Most recently, the FCC has indicated that it will reverse its prior decision on the regulatory status of Internet access to ensure its rules are on solid legal ground. This is welcome news. People and businesses are relying on the Internet for nearly everything; they need to be able access it on a nondiscriminatory basis.
What's at Stake: Nondiscriminatory access is a key part of the Internet's success story. Openness is the Internet's hallmark; it is based on open standards and protocols precisely so that any speaker -- any innovator -- can communicate or launch a service without negotiating with gatekeepers in order to reach other users.
Without meaningful neutrality rules, broadband ISPs would be free to play favorites with Internet traffic. They could make deals with certain content providers to prioritize traffic, or selectively slow down specific applications. This would be a step backwards for free expression and Internet-based innovation.
At the same time, the rules themselves have to be carefully drawn so that they apply only to the "on-ramps" to the Internet -- the transmission component of broadband access -- and not include Internet applications and services more broadly. In other words, it is right for the FCC to assert authority over the connections and transmission, but not over the content and services that pass over the link; how well the FCC threads that needle remains to be seen.

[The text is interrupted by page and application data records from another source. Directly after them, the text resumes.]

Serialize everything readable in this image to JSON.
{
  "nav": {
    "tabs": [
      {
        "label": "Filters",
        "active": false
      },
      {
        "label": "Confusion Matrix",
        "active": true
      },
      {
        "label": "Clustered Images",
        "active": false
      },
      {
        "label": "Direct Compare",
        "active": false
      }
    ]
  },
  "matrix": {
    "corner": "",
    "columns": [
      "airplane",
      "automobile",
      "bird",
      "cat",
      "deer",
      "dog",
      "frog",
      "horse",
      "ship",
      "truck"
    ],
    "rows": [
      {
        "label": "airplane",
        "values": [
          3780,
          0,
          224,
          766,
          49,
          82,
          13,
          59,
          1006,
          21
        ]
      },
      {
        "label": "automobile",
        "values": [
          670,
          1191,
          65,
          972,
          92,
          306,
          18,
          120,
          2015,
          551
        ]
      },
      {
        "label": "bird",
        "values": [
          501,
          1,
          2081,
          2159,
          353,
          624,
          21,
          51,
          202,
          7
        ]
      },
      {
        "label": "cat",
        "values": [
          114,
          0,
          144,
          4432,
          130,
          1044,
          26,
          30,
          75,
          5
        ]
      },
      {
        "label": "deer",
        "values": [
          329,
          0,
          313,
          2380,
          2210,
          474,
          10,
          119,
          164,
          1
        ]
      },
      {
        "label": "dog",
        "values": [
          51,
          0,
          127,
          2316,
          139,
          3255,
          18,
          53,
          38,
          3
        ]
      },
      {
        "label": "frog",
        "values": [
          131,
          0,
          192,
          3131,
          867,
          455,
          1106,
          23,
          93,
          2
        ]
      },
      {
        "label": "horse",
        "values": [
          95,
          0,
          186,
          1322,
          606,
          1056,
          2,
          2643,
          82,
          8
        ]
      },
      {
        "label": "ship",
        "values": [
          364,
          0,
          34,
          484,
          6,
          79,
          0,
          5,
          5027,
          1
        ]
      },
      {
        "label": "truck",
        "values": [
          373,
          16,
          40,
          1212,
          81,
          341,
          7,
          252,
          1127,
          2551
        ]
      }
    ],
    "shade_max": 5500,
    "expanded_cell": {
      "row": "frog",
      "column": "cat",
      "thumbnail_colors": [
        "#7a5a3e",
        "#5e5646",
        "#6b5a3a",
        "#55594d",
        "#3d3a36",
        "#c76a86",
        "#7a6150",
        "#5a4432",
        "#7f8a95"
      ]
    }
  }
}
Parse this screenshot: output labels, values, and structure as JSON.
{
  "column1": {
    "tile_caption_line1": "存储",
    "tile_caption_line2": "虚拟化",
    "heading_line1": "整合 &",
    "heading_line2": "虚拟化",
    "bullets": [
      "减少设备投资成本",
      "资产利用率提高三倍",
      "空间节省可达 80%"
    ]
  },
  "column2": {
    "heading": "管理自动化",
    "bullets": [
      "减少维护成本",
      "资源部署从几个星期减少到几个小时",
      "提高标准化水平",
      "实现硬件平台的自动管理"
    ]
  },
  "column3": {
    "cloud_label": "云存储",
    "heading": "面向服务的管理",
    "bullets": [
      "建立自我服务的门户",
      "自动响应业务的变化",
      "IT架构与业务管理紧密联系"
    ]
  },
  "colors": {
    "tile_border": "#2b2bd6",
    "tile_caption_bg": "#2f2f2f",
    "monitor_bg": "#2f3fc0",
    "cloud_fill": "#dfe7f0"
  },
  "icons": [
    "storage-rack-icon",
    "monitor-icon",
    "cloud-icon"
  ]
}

Leslie Harris is president and CEO of the Center for Democracy & Technology.